Officials at independent electricity supply companies, in comments to energypress, pointed out that PPC was incorporated into the government’s announcement for support measures, creating an impression that the dominant player’s pricing policy is a part of the government measures for lower-cost electricity. In other words, PPC was made to look as if it is providing social policy on behalf of the government, the independent supply company officials protested.

This ultimately sends out a message promising consumers protection and lower-cost electricity at PPC, marring the image of independent players as relentless, profit-seeking enterprises, the representatives complained.

Such initiatives threaten to confuse consumers and stifle market competition, the representatives added.

 

Government looking to expand eligibility for electricity subsidies

Taking into account the rising energy costs and potential repercussions on society, the government is seeking to make revisions that would make more households eligible for subsidized electricity through the Social Residential Tariff (KOT) program.

The administration is looking to loosen KOT-related income and property criteria for the entry of several hundred thousand more households to the program.

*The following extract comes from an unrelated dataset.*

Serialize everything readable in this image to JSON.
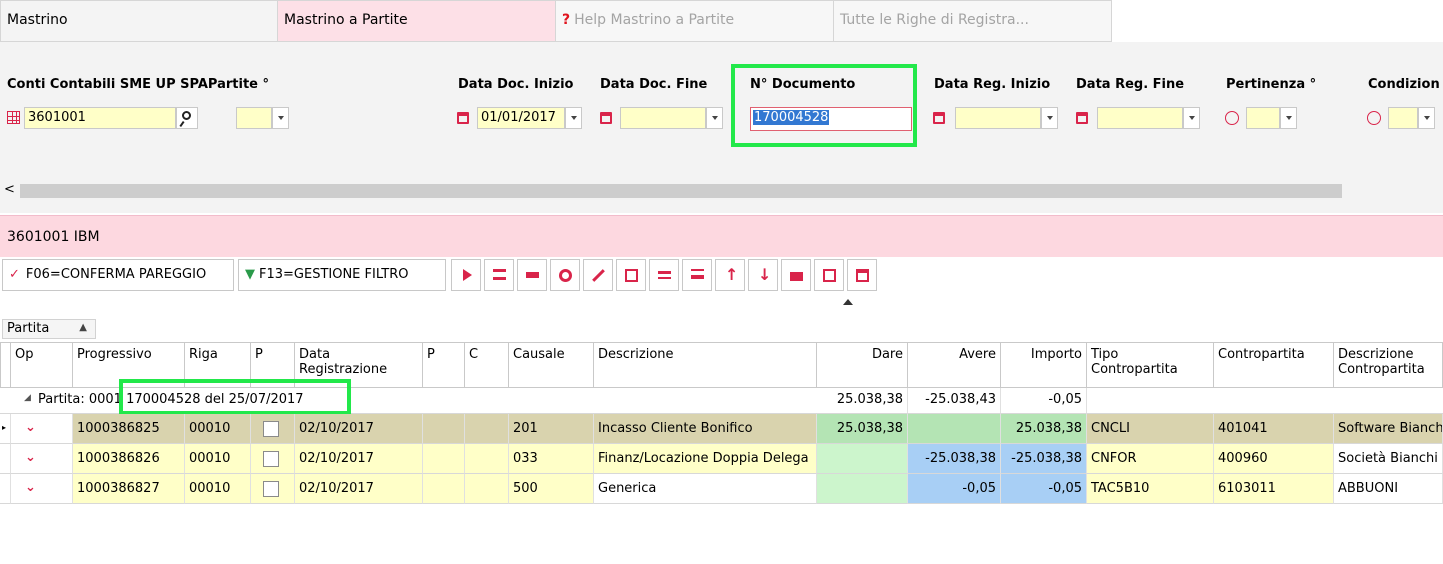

The government also aims to increase the KOT subsidy program’s discount rates for electricity, currently ranging between 45 and 60 percent, depending on income levels, property assets and electricity consumption levels.

Under the current criteria, 450,000 households are eligible for electricity subsidies through the KOT program.

Additional funds are believed to be available to make the subsidies available to a greater number of households, but the finances may not suffice to cover the full extent of the expansion sought by the government.

Suppliers request revisions to alleviate cash-flow pressure

Electricity suppliers, facing steep and lasting wholesale electricity cost increases, which have resulted in cash-flow issues, are seeking revisions that could alleviate the pressure, in recommendations submitted to RAE, the Regulatory Authority for Energy.

Rising wholesale electricity costs have created major cash flow problems for non-vertically integrated electricity suppliers as they are being forced to pay increasing amounts for electricity and related guarantees ahead of payments, to them, by consumers.

Consumers have also felt the pinch as suppliers, seeking protection against the rising wholesale prices, have activated wholesale cost-related clauses incorporated into their supply agreements.

Solutions for both sides seem elusive at present as market forecasts do not see any price de-escalation ahead, only further increases.

In one of the recommendations forwarded to RAE, suppliers called for their cash collateral payments made to the Hellenic Energy Exchange, as a form of guarantee, to be replaced by letters of guarantee representing equivalent amounts.

Suppliers have also requested a reexamination of the clearing price and payment formula in the day-ahead and intraday markets.

They also requested extensions for surcharge payments to power grid operator IPTO and the distribution network operator DEDDIE/HEDNO.